- Ed tech startups typically do not place a priority on student data protections early on, according to a new study by the School of Public Policy and Management at Carnegie Mellon University, Heinz College, that found few resources and little demand from consumers don't give startups incentive to “establish formal strategies” around public-facing communications concerning data protection.
- The report suggested that such startups should have dynamic privacy practices and should work to build a culture surrounding the protection of student data in its staff. Additionally, these startups should try to avoid collecting and/or keeping student data if it is unnecessary.

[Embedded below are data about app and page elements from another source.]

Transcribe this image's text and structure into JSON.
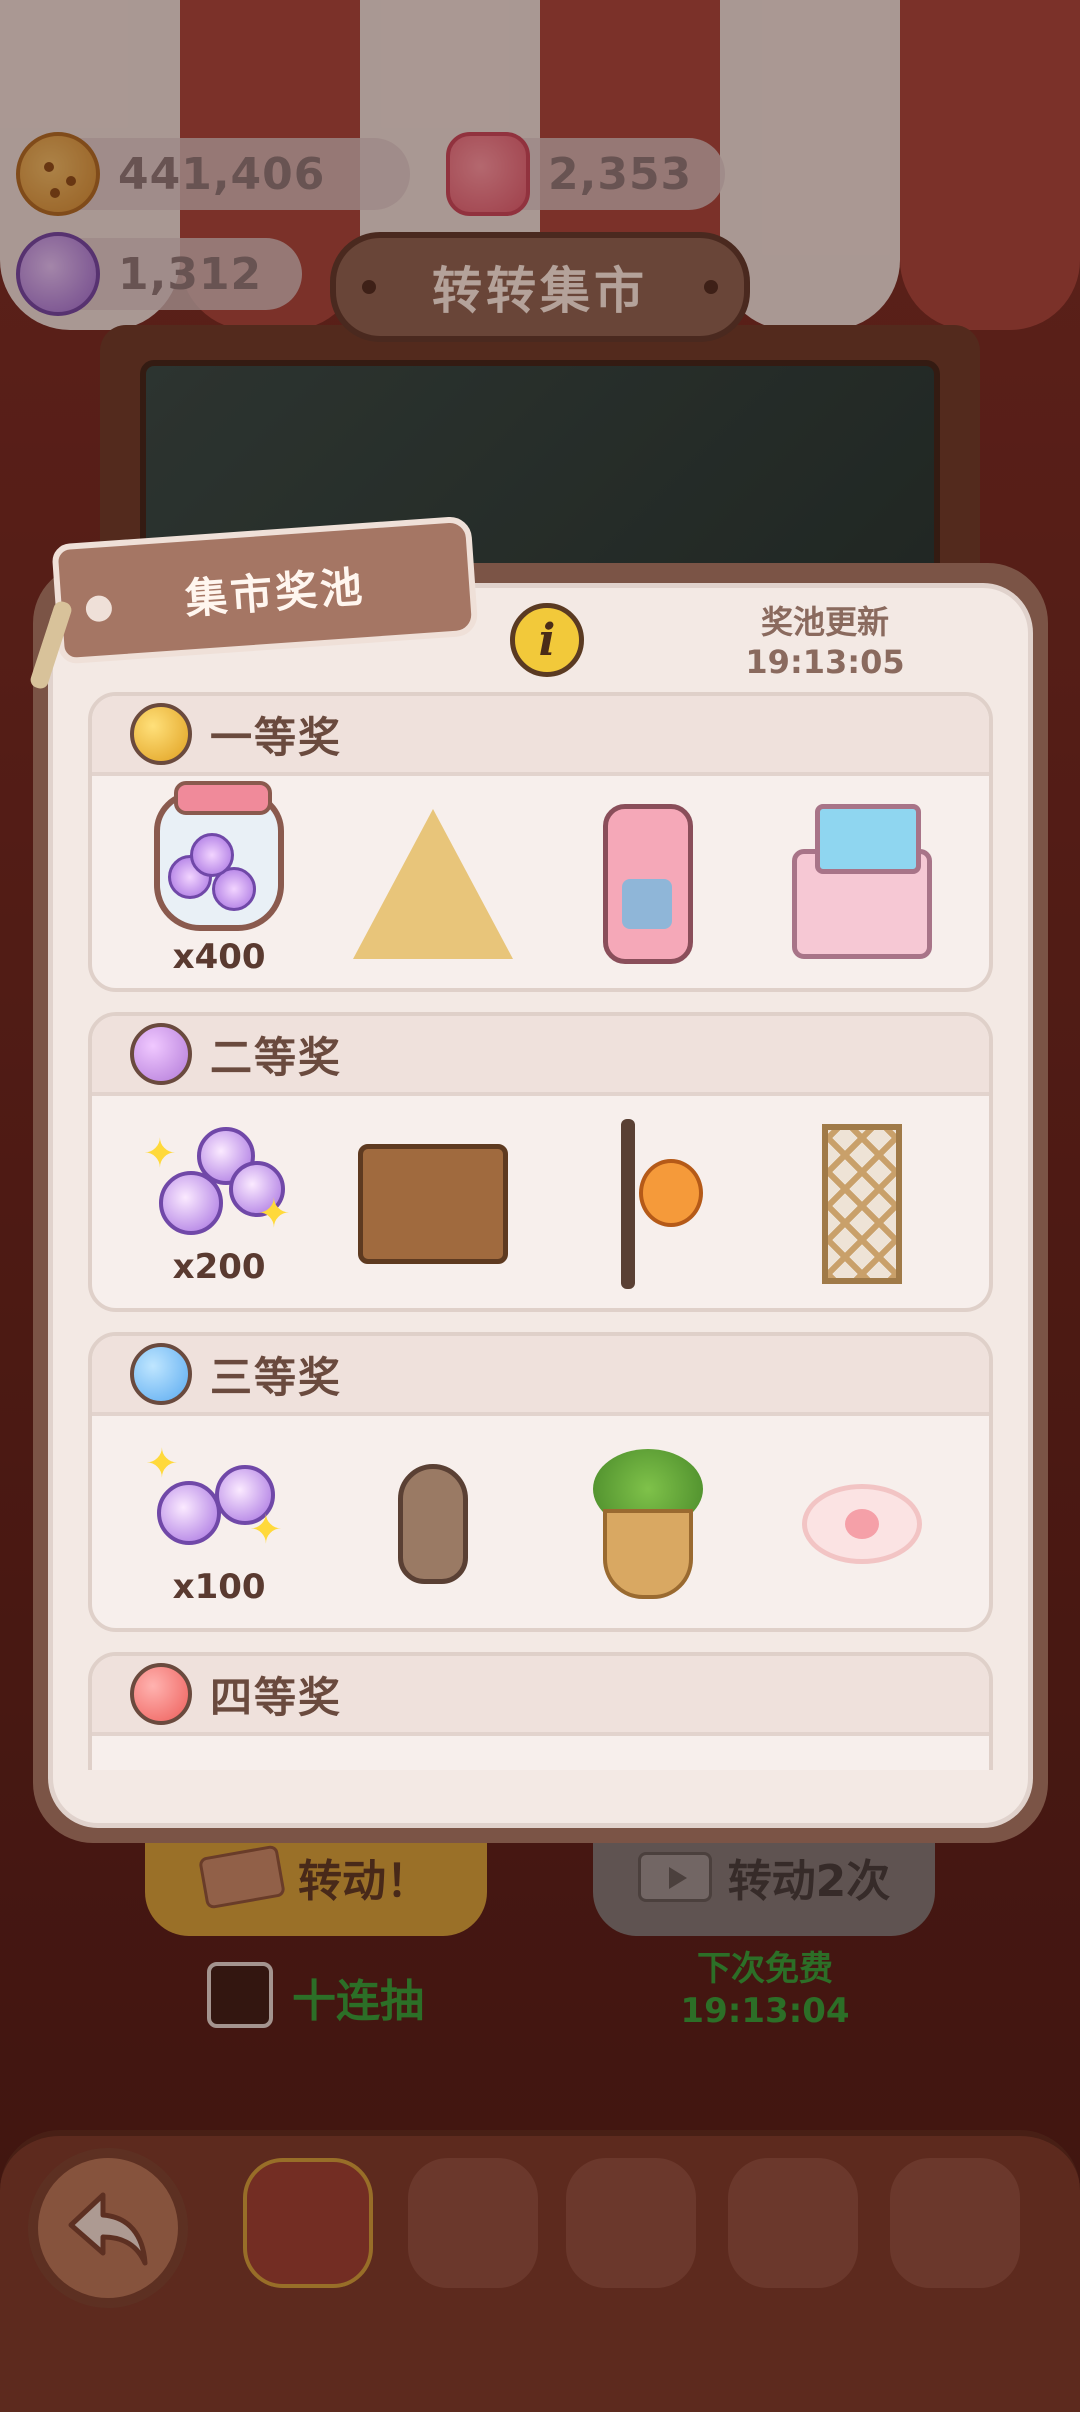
{
  "currencies": {
    "cookies": "441,406",
    "jelly": "2,353",
    "candy": "1,312"
  },
  "sign": {
    "title": "转转集市"
  },
  "modal": {
    "tag_title": "集市奖池",
    "info_icon": "i",
    "refresh_label": "奖池更新",
    "refresh_time": "19:13:05",
    "tiers": [
      {
        "title": "一等奖",
        "orb_color": "#f2b528",
        "items": [
          {
            "icon": "candy-jar-icon",
            "qty": "x400"
          },
          {
            "icon": "tent-icon",
            "qty": ""
          },
          {
            "icon": "vending-machine-icon",
            "qty": ""
          },
          {
            "icon": "computer-desk-icon",
            "qty": ""
          }
        ]
      },
      {
        "title": "二等奖",
        "orb_color": "#c08ae0",
        "items": [
          {
            "icon": "candy-pile-icon",
            "qty": "x200"
          },
          {
            "icon": "writing-desk-icon",
            "qty": ""
          },
          {
            "icon": "lantern-stand-icon",
            "qty": ""
          },
          {
            "icon": "flower-trellis-icon",
            "qty": ""
          }
        ]
      },
      {
        "title": "三等奖",
        "orb_color": "#6ab4f2",
        "items": [
          {
            "icon": "candy-pile-icon",
            "qty": "x100"
          },
          {
            "icon": "owl-windchime-icon",
            "qty": ""
          },
          {
            "icon": "potted-plant-icon",
            "qty": ""
          },
          {
            "icon": "paw-rug-icon",
            "qty": ""
          }
        ]
      },
      {
        "title": "四等奖",
        "orb_color": "#ee6a66",
        "items": []
      }
    ]
  },
  "actions": {
    "spin_label": "转动！",
    "spin_twice_label": "转动2次",
    "ten_pull_label": "十连抽",
    "next_free_label": "下次免费",
    "next_free_time": "19:13:04"
  },
  "nav": {
    "items": [
      "back-icon",
      "market-icon",
      "bunny-icon",
      "mushroom-house-icon",
      "tea-icon",
      "recycle-icon"
    ]
  }
}
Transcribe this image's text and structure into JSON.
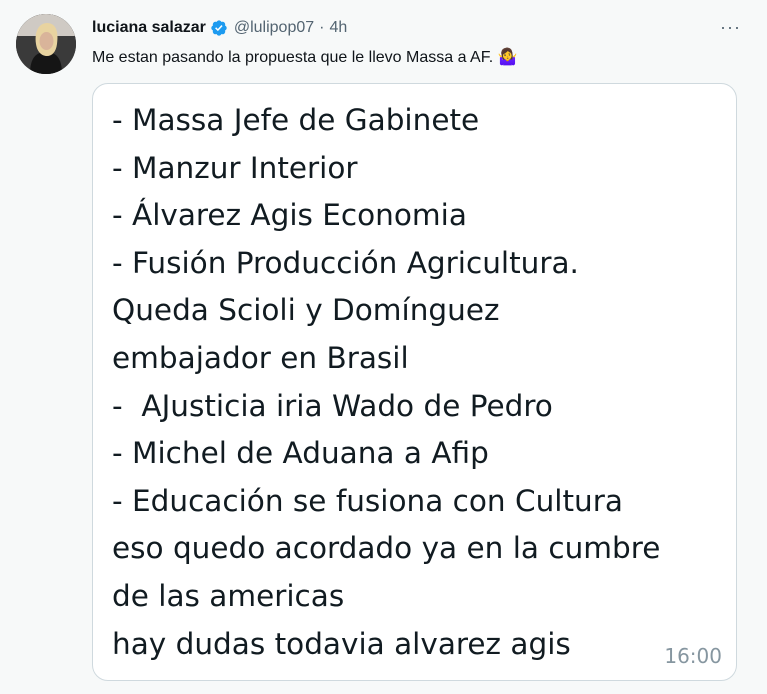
{
  "tweet": {
    "author_name": "luciana salazar",
    "handle": "@lulipop07",
    "separator": "·",
    "time": "4h",
    "more_label": "···",
    "text": "Me estan pasando la propuesta que le llevo Massa a AF. 🤷‍♀️",
    "verified_color": "#1d9bf0",
    "avatar_icon": "profile-photo"
  },
  "message": {
    "lines": [
      "- Massa Jefe de Gabinete",
      "- Manzur Interior",
      "- Álvarez Agis Economia",
      "- Fusión Producción Agricultura.",
      "Queda Scioli y Domínguez",
      "embajador en Brasil",
      "-  AJusticia iria Wado de Pedro",
      "- Michel de Aduana a Afip",
      "- Educación se fusiona con Cultura",
      "eso quedo acordado ya en la cumbre",
      "de las americas",
      "hay dudas todavia alvarez agis"
    ],
    "timestamp": "16:00"
  }
}
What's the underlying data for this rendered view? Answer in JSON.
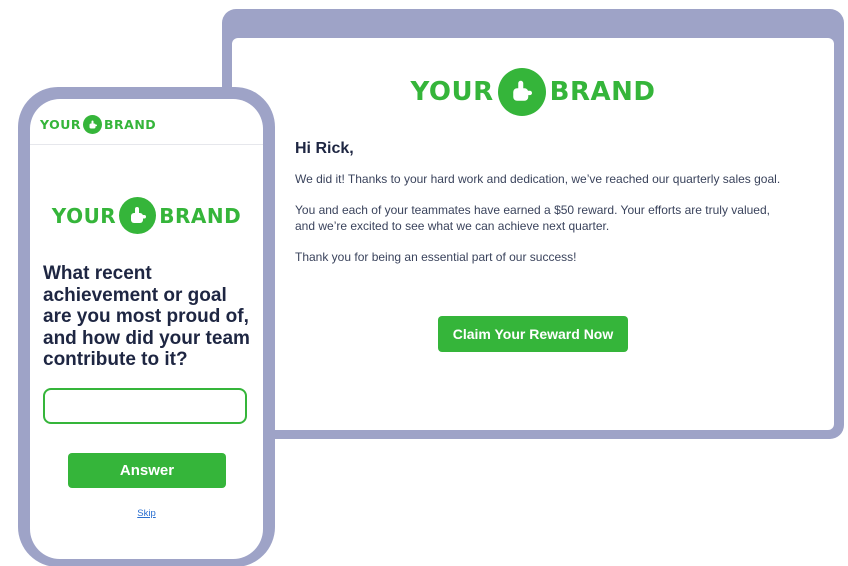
{
  "brand": {
    "left": "YOUR",
    "right": "BRAND",
    "icon": "pointing-hand-icon",
    "color": "#35b53a"
  },
  "email": {
    "greeting": "Hi Rick,",
    "paragraphs": [
      "We did it! Thanks to your hard work and dedication, we’ve reached our quarterly sales goal.",
      "You and each of your teammates have earned a $50 reward. Your efforts are truly valued, and we’re excited to see what we can achieve next quarter.",
      "Thank you for being an essential part of our success!"
    ],
    "cta_label": "Claim Your Reward  Now"
  },
  "phone": {
    "question": "What recent achievement or goal are you most proud of, and how did your team contribute to it?",
    "input_value": "",
    "answer_label": "Answer",
    "skip_label": "Skip"
  },
  "colors": {
    "frame": "#9ea3c7",
    "accent": "#35b53a",
    "text": "#1e2642",
    "link": "#2a6fd0"
  }
}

Though it is important to note that the sample size for the study was small (only six tech startups were analyzed), it can be helpful for higher ed administrators who are working to ensure student data is protected. Higher education is the most vulnerable industry to hacking besides healthcare, and there are numerous strategies higher ed institutions can use to make their own tech practices safer, including firewall establishment and multiple authentication steps for users. Still, there are certainly benefits to partnering with a tech startup. The costs may be significantly less than partnering with businesses that are more renowned, and schools may have the chance to benefit from innovative tools or approaches before they become widely disseminated in the marketplace.
However, the study notes that startups may not substantively focus data security and management practices, at least in the early stages of the business, because they often faced “little demand from customers” on instituting certain practices. This means it may be incumbent on higher ed institutions to require that startups promise more student data protection from the outset, which could instill a more widespread understanding among all ed tech companies that such protections should be considered essential. It is beneficial for colleges and universities to demand this, as well. Industries and companies often suffer bad press in the wake of substantial data breach, and higher ed institutions in a similar situation would likely not avoid such scrutiny.